* _PROBLEM_
Where in the data below does the word "value" appear? Copy every line that has it.

[PROVIDED RECORDS — start]

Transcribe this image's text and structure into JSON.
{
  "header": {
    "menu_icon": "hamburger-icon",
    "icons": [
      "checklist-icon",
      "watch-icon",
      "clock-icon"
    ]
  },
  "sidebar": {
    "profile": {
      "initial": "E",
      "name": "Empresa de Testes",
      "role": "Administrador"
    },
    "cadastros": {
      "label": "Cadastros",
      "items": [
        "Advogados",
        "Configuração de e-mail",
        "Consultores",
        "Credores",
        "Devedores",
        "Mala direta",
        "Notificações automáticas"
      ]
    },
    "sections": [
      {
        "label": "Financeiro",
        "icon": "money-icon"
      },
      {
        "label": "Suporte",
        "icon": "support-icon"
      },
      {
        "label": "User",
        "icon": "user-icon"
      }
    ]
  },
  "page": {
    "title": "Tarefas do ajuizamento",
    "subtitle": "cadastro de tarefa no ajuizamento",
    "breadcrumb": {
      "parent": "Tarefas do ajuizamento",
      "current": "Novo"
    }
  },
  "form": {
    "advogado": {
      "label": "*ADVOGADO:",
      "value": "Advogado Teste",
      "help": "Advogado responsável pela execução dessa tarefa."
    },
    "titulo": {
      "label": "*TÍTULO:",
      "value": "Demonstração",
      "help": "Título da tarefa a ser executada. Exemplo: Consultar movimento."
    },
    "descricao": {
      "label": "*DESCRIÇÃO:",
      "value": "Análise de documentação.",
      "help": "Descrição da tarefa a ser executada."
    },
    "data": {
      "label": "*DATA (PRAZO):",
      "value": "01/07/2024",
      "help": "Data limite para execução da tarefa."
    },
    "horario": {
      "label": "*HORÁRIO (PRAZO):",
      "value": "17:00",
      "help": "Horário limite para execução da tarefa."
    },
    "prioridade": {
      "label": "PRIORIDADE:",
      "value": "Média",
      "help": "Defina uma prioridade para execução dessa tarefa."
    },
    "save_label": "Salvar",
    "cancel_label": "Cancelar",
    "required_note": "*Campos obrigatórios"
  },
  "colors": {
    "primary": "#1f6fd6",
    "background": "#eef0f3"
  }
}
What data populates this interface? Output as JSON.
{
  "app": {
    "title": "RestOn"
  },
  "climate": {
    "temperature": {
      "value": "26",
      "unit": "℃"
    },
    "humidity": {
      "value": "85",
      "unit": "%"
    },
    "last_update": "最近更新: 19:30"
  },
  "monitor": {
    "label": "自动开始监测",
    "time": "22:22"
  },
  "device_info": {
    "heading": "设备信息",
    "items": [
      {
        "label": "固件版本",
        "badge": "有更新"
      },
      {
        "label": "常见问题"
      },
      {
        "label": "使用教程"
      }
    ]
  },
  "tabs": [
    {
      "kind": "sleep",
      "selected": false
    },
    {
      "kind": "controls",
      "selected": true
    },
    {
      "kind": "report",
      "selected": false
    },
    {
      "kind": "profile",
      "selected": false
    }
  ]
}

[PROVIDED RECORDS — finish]
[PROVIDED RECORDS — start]

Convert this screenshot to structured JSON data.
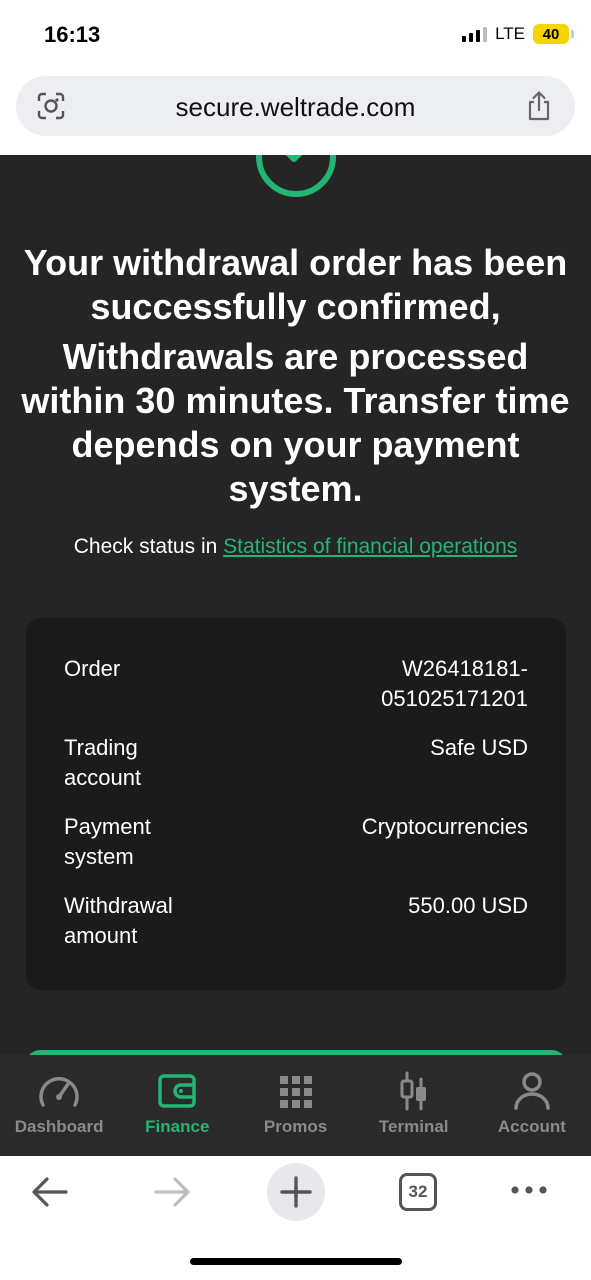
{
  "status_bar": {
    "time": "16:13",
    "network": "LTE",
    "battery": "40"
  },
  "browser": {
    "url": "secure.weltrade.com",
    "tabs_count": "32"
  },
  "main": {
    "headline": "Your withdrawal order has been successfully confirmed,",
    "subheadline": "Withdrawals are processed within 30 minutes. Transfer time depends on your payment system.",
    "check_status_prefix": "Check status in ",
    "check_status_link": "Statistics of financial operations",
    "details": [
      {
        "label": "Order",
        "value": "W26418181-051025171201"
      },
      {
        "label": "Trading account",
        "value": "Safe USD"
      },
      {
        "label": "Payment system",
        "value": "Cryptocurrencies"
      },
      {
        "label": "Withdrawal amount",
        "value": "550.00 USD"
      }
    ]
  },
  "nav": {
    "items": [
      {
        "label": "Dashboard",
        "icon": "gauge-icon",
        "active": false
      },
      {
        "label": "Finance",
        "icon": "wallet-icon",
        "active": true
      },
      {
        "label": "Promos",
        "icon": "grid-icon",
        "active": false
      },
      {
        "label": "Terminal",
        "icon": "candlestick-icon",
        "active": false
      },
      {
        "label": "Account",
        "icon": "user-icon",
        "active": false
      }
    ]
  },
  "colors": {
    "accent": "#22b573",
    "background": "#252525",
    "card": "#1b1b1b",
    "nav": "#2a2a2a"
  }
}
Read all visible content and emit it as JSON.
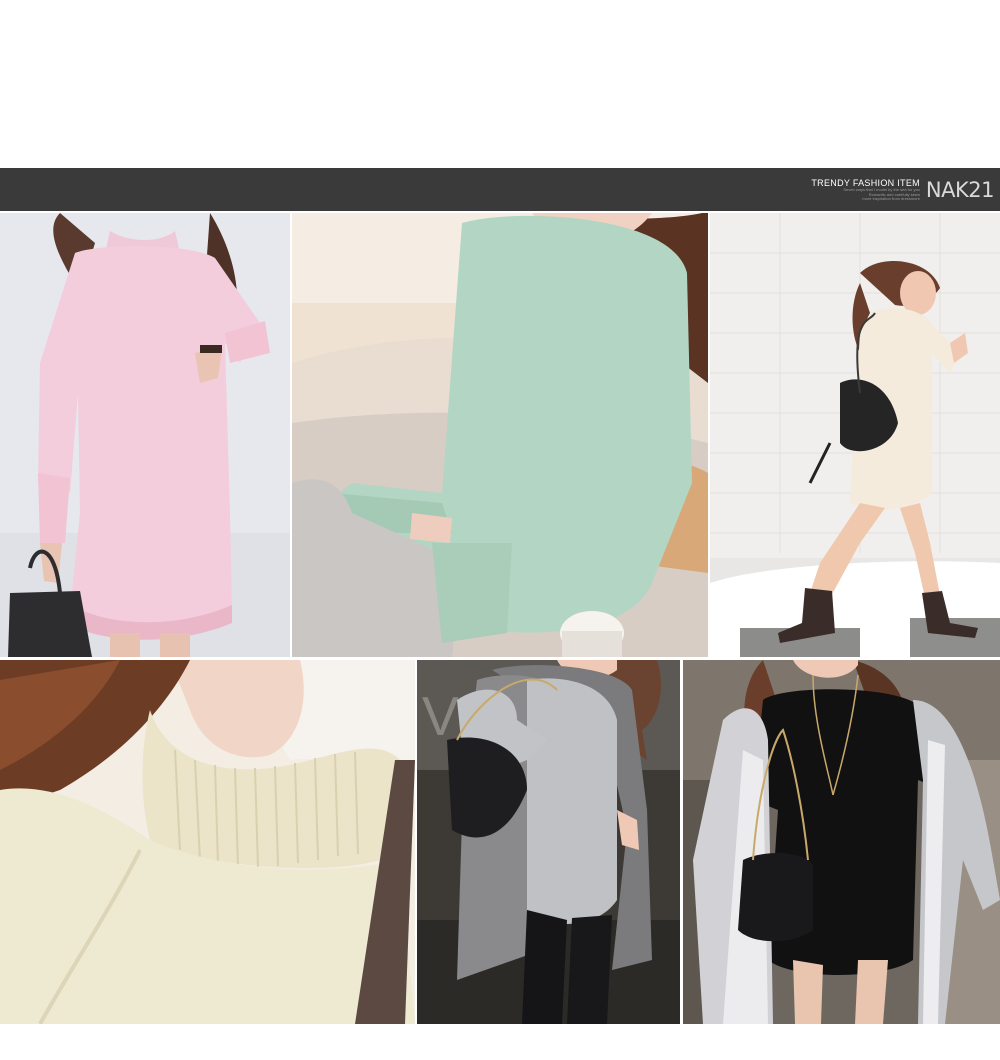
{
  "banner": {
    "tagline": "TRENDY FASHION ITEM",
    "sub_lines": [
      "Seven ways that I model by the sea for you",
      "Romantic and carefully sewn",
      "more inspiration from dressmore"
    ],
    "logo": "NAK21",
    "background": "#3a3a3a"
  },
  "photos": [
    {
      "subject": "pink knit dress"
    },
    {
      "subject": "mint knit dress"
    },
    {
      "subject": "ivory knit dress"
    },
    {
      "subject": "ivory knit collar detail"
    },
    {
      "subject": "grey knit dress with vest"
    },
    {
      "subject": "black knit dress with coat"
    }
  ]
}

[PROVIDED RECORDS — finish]

* _ANSWER BOX_
      "value": "Advogado Teste",
      "value": "Demonstração",
      "value": "Análise de documentação.",
      "value": "01/07/2024",
      "value": "17:00",
      "value": "Média",
      "value": "26",
      "value": "85",
        "value": "W26418181-051025171201"
        "value": "Safe USD"
        "value": "Cryptocurrencies"
        "value": "550.00 USD"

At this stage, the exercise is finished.